Suspect charged in woman's 1991 Minneapolis murder

A Crystal, Minnesota man is now charged in the 1991 murder of 20-year-old Belinda Thompson in Minneapolis. 

On Dec. 19, 1991, police found Thompson’s body in her apartment on the 2800 block of Grand Avenue South. She had been stabbed in 11 times in the front and back.

Donald Jenkins Jr., 56, was arrested Tuesday following DNA testing by the Minnesota Bureau of Criminal Apprehension and an interview with police, in which he admitted to killing Thompson. He was charged on Thursday with second-degree murder. 

Jenkins was an acquaintance of Thompson’s boyfriend at the time of the murder. Police interviewed him as a possible suspect during the initial investigation in 1991, but the case went cold a year later, according to the charges. 

In 2008, homicide detectives submitted evidence to the BCA for DNA testing, which had previously not been possible. The evidence included a wet and bloody washrag found in the bathroom of Thompson’s apartment after the murder. 

In 2010, Jenkins was extradited for Louisiana to Minnesota to provide a DNA sample for comparison, which officers obtained with a search warrant. They also interviewed him regarding Thompson’s murder, but he denied ever being inside her apartment. He later claimed to have once used a washrag to wipe his knuckle, which he had cut while working on a vehicle at the victim’s apartment. 

The DNA testing conducted in 2010 and additional testing in 2018 found both Jenkins’ and Thompson’s DNA may be present in the blood on the washrag. 

"Certainly it can provide a good starting point if you're going to reopen an old case, to start with, what were the forensics at the time and what are the forensic capabilities now?" asked Christine Funk, a forensic science consultant. "Can we do something now we couldn't have 10, 20, 30 years ago?"

Funk warns, however, that DNA doesn't always seal the deal in a case. 

"You need good old fashioned police work," Funk said. "You need both the prosecution and the defense to separately analyze the evidence and frequently these cases go to jury trial and juries need to evaluate what is the significance of this evidence." 

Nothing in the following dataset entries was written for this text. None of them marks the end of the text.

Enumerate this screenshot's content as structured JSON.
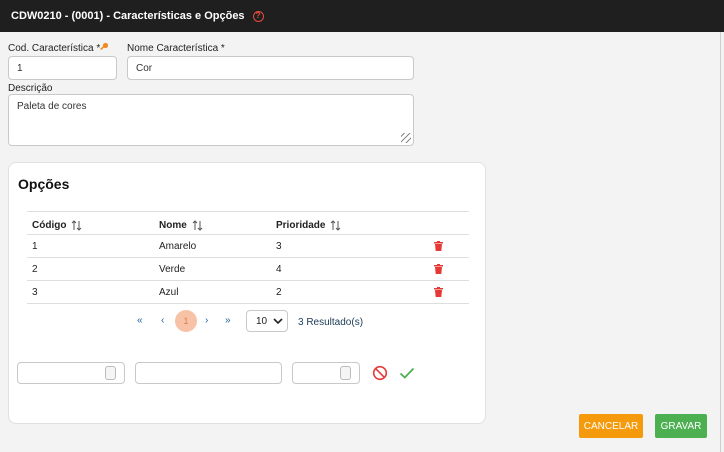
{
  "window": {
    "title": "CDW0210  - (0001) - Características e Opções"
  },
  "form": {
    "cod_label": "Cod. Característica *",
    "cod_value": "1",
    "nome_label": "Nome Característica *",
    "nome_value": "Cor",
    "descricao_label": "Descrição",
    "descricao_value": "Paleta de cores"
  },
  "opcoes": {
    "title": "Opções",
    "columns": [
      "Código",
      "Nome",
      "Prioridade"
    ],
    "rows": [
      {
        "codigo": "1",
        "nome": "Amarelo",
        "prioridade": "3"
      },
      {
        "codigo": "2",
        "nome": "Verde",
        "prioridade": "4"
      },
      {
        "codigo": "3",
        "nome": "Azul",
        "prioridade": "2"
      }
    ],
    "pagination": {
      "first": "«",
      "prev": "‹",
      "current_page": "1",
      "next": "›",
      "last": "»",
      "page_size": "10",
      "results": "3 Resultado(s)"
    },
    "new_row": {
      "codigo": "",
      "nome": "",
      "prioridade": ""
    }
  },
  "actions": {
    "cancel_label": "CANCELAR",
    "save_label": "GRAVAR"
  },
  "colors": {
    "titlebar": "#1f1f1f",
    "help": "#e74c3c",
    "key": "#f08a24",
    "trash": "#e53935",
    "cancel": "#f59a0b",
    "save": "#4caf50",
    "page_active_bg": "#f8c2a6"
  },
  "icons": {
    "help": "question-circle-icon",
    "key": "key-icon",
    "sort": "sort-arrows-icon",
    "trash": "trash-icon",
    "cancel_row": "ban-icon",
    "confirm_row": "check-icon"
  }
}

Police interviewed Jenkins again on Tuesday. During the interview, he admitted to being in Thompson’s apartment and stabbing her. He said he killed Thompson because he thought her boyfriend would kill him for coming over to the apartment alone. He added that he was “chasing dope” when he went to the apartment and did not think anyone would be home. 

Jenkins said he has felt bad about Thompson’s murder for years and wished he could make it right.